How introverts gain in pandemic - Keith Roulston editorial
You can learn a lot listening to CBC radio. The other morning, for instance, I found out that I’m part of a portion of the population uniquely equipped to survive the stresses of the pandemic.
Much has been discussed about the mental stress brought on by the isolation of distancing required to prevent spread of the COVID-19 virus, but according to the woman being interviewed that morning, as an introvert, not being able to socialize is not as great a hardship as for – well as the beautiful old Barbra Streisand song goes, “people who need people”.
Many people have been affected by the deprivation brought on by physical distancing and stay-at-home orders. A U.S. study back in December, for instance, found that more than 42 per cent of people surveyed reported symptoms of anxiety or depression. Plenty of advice has been circulated about combatting the effects of no longer being able to socialize at work, at a gym or restaurant or at church. CAMH advises people to keep busy (hence the amount of baking and the do-it-yourself projects) and stay physically active, even if it means just using the stairs or watching an exercise video.
But at our house, both Jill and I have remarked that we haven’t suffered as much from the isolation as some of our friends seem to have. Oh it’s frustrating not being able to see family or to just go to a store and buy something when the need arises or to go to a movie and out for dinner, yet all and all we wouldn’t say we’ve joined that 42 per cent who experience anxiety or depression by being cut off from the world.
The explanation was provided by that woman on the radio. You see we’re both introverts. I wouldn’t say, though, that we “love” the pandemic as some headlines on the internet suggest many introverts do.
Exploring a little further on the internet I read that, according to a British website called The Conversation, “extroverts typically exhibit higher levels of energy and sociability compared to introverts, enjoying a boost in mood after social interactions. Introverts do not tend to experience such benefits.”
But some entries on the internet suggest some introverts are apprehensive about going back to the sort of open social life that was normal before the pandemic changed things beyond belief. I can see that. Having been cut off from the sort of adaptations that I had to make, as an introvert, to successfully navigate a social world, I sometimes think I’m regressing to the shy kid I was many decades ago.
Back then, if a stranger came to our farm – say a repairman to fix the electric stove – I’d hang back timidly for a while. But besides introversion I had another trait: I was incredibly curious. It wouldn’t take long before my curiosity trumped my shyness and I’d be peppering the stranger with questions about what he was doing.
When it came time to go to school, my introversion, combined with the fact I was teased unmercifully, made me dread the beginning of each school year when the pleasant life of long summer days exploring the countryside with my best friend, free of harassment, came to an end.
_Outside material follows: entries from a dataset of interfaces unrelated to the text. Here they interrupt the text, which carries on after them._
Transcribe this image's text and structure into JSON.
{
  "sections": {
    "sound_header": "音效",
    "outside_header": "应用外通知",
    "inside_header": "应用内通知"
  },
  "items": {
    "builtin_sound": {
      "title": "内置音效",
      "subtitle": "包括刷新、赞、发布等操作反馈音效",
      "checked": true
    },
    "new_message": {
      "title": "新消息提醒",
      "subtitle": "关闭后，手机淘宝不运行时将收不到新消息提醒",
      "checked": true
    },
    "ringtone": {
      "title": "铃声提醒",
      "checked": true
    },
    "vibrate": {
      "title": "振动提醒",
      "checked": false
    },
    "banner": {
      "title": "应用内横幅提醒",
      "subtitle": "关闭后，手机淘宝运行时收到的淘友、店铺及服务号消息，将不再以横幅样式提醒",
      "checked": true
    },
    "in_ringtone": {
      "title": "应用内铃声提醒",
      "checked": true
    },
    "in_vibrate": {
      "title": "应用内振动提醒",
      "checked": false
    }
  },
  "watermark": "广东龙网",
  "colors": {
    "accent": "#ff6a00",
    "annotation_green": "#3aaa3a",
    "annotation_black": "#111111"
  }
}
But once in school my curiosity again overcame my hesitancy and subjects like history, with intriguing stories of people over the centuries, made me willing to push myself socially so I could learn more.
Over the years I’ve met people, especially farm residents, whose social hesitancy meant they continued to live with their parents and never married. That could have been me, but my parents made it perfectly clear I couldn’t get away with that – that I had to go to university.
Because I liked to write and was curious, I enrolled in the journalism school at Ryerson University in the very heart of crowded downtown Toronto. At my very first journalism class we were assigned to go out on campus, stop an absolute stranger, interview him or her and write a story. Talk about a baptism by fire!
It seems unusual for an introvert to live a life in the limelight in journalism and the theatre as I have, but introversion is a strange thing. Many well-known actors, for instance, surprise people during TV interviews by admitting that underneath their fame, they’re actually shy. Taking on different personalities helps them cope.
The chance to work from home must have seemed a blessing for many introverts. There was no more forcing yourself to be outgoing when you weren’t, no more having to pretend to like that noisy or pushy co-worker. Instead, you kept people safely at arm’s length – or at Zoom-meeting length – which brings a whole different form of anxiety.
Anyway, thanks to that woman on CBC radio I now know that what I’ve thought of as the curse of introversion has been a blessing for coping with the pandemic.